Telefonica’s recent announcement of a ‘sponsored content’ trial, where consumers are rewarded for watching an advert by being gifted sponsored mobile data, will be followed closely by the telecoms industry.

It has the potential to become another revenue stream for network operators, but one which is likely to be met with approval from their users.

Should the trial extend to Latin America, an area in which Telefonica has a strong presence, it will be interesting to note the effect. A recent article found that while Latin American is a ‘mobile-first’ market, with the majority of internet access occurring on mobile devices, it is not a smartphone first market, as two-thirds of users still use feature phones.

The other market Telefonica has earmarked for the trial, China, has markedly better smartphone penetration at 47 per cent, but this still leaves over half of the mobile phone touting population using feature phones.

Android is the dominant smartphone OS in both these regions, and it would be easy for Telefonica to create and seed an Android app which would display rich content and would allow the operator to easily provide sponsored data to users as a reward for participating in the trial.

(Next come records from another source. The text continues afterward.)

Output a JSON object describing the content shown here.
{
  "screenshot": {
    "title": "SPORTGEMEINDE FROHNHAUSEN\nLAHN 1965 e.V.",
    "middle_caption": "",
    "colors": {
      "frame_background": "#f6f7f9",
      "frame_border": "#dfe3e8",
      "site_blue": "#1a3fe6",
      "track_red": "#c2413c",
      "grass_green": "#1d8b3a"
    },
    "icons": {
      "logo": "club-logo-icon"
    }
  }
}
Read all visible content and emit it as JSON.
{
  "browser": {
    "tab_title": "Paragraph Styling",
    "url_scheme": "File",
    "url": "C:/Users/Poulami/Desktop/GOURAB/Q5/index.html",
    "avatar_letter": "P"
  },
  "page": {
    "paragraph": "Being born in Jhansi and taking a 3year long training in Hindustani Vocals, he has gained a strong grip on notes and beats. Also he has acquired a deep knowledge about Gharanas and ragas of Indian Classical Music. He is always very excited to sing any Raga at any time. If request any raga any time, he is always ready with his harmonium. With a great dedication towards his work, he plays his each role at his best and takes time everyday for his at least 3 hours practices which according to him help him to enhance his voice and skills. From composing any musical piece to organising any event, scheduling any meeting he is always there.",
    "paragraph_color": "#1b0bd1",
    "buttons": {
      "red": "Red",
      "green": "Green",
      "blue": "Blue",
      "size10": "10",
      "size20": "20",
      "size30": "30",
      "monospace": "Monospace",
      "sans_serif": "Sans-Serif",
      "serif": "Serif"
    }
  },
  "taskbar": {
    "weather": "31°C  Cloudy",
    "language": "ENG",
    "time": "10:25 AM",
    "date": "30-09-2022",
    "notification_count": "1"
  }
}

This approach would, however, ignore a massive proportion of Telefonica’s user base in Latin America. All operators rolling out digital content to their users in emerging markets need to take a ‘device agnostic’ approach when distributing content, covering all users regardless of device type or device OS.

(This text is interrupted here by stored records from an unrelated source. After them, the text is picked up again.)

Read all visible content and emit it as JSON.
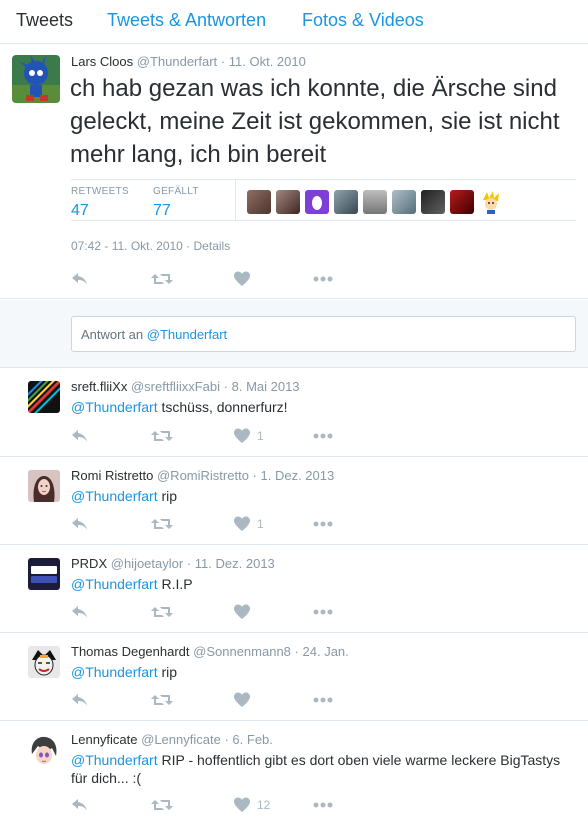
{
  "tabs": [
    "Tweets",
    "Tweets & Antworten",
    "Fotos & Videos"
  ],
  "main_tweet": {
    "name": "Lars Cloos",
    "handle": "@Thunderfart",
    "sep": "·",
    "date": "11. Okt. 2010",
    "text": "ch hab gezan was ich konnte, die Ärsche sind geleckt, meine Zeit ist gekommen, sie ist nicht mehr lang, ich bin bereit",
    "retweets_label": "RETWEETS",
    "retweets": "47",
    "likes_label": "GEFÄLLT",
    "likes": "77",
    "timestamp": "07:42 - 11. Okt. 2010 · Details"
  },
  "reply_box": {
    "prefix": "Antwort an ",
    "mention": "@Thunderfart"
  },
  "replies": [
    {
      "name": "sreft.fliiXx",
      "handle": "@sreftfliixxFabi",
      "sep": "·",
      "date": "8. Mai 2013",
      "mention": "@Thunderfart",
      "text": " tschüss, donnerfurz!",
      "like_count": "1"
    },
    {
      "name": "Romi Ristretto",
      "handle": "@RomiRistretto",
      "sep": "·",
      "date": "1. Dez. 2013",
      "mention": "@Thunderfart",
      "text": " rip",
      "like_count": "1"
    },
    {
      "name": "PRDX",
      "handle": "@hijoetaylor",
      "sep": "·",
      "date": "11. Dez. 2013",
      "mention": "@Thunderfart",
      "text": " R.I.P",
      "like_count": ""
    },
    {
      "name": "Thomas Degenhardt",
      "handle": "@Sonnenmann8",
      "sep": "·",
      "date": "24. Jan.",
      "mention": "@Thunderfart",
      "text": " rip",
      "like_count": ""
    },
    {
      "name": "Lennyficate",
      "handle": "@Lennyficate",
      "sep": "·",
      "date": "6. Feb.",
      "mention": "@Thunderfart",
      "text": " RIP - hoffentlich gibt es dort oben viele warme leckere BigTastys für dich... :(",
      "like_count": "12"
    }
  ],
  "colors": {
    "link": "#1b95e0",
    "muted": "#8899a6",
    "icon": "#aab8c2",
    "text": "#292f33"
  }
}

In the case of Telefonica’s sponsored content, feature phone users would not be able to view video content, but they could be engaged by being asked to answer a survey, for example.

We also know that in growth markets like India and Africa around 10 per cent of consumers use ‘unknown OS’ devices, cheap Chinese made phones whose design apes that of Samsung and Apple which run Java-based operating systems.

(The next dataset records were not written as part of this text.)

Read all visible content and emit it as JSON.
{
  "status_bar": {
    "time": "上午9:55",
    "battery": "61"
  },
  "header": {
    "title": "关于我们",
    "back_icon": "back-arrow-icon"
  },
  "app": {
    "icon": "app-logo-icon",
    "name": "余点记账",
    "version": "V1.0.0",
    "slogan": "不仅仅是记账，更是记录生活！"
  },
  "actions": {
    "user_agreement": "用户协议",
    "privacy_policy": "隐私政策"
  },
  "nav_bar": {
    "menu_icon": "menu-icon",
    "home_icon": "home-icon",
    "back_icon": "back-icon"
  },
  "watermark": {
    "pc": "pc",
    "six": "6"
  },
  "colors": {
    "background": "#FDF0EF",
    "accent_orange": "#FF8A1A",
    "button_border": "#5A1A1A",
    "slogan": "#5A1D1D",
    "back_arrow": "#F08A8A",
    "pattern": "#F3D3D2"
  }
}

These devices are not compatible with Android or iOS apps but they can still display rich browser-based content. Telefonica would be able to reach these users (and users on less popular mobile OSes like Firefox OS and Windows Phone) by creating a browser-based portal through which consumers could engage with content.

It is also important for Telefonica to ensure that any content it shares is localised and relevant to the end user. Differences between markets can be marked and a ‘one size fits all’ approach to content in growth markets can put users off engaging with a brand.

The differences between China and Latin America may be obvious, but the brands which are looking to take part in Telefonica’s trial need to have local knowledge to know what will work in the various countries within Latin America.

Engaging consumers in growth potential markets like Latin America is increasingly important for brands who are looking to engage the next billion smartphone users, users who at the moment may still use a feature phone but will eventually upgrade to a smart device.

By engaging with them while they are still using a feature phone brands stand a better chance of remaining relevant to these users once they make the leap to the brave world of smartphones.

Marco Veremis is CEO of Upstream.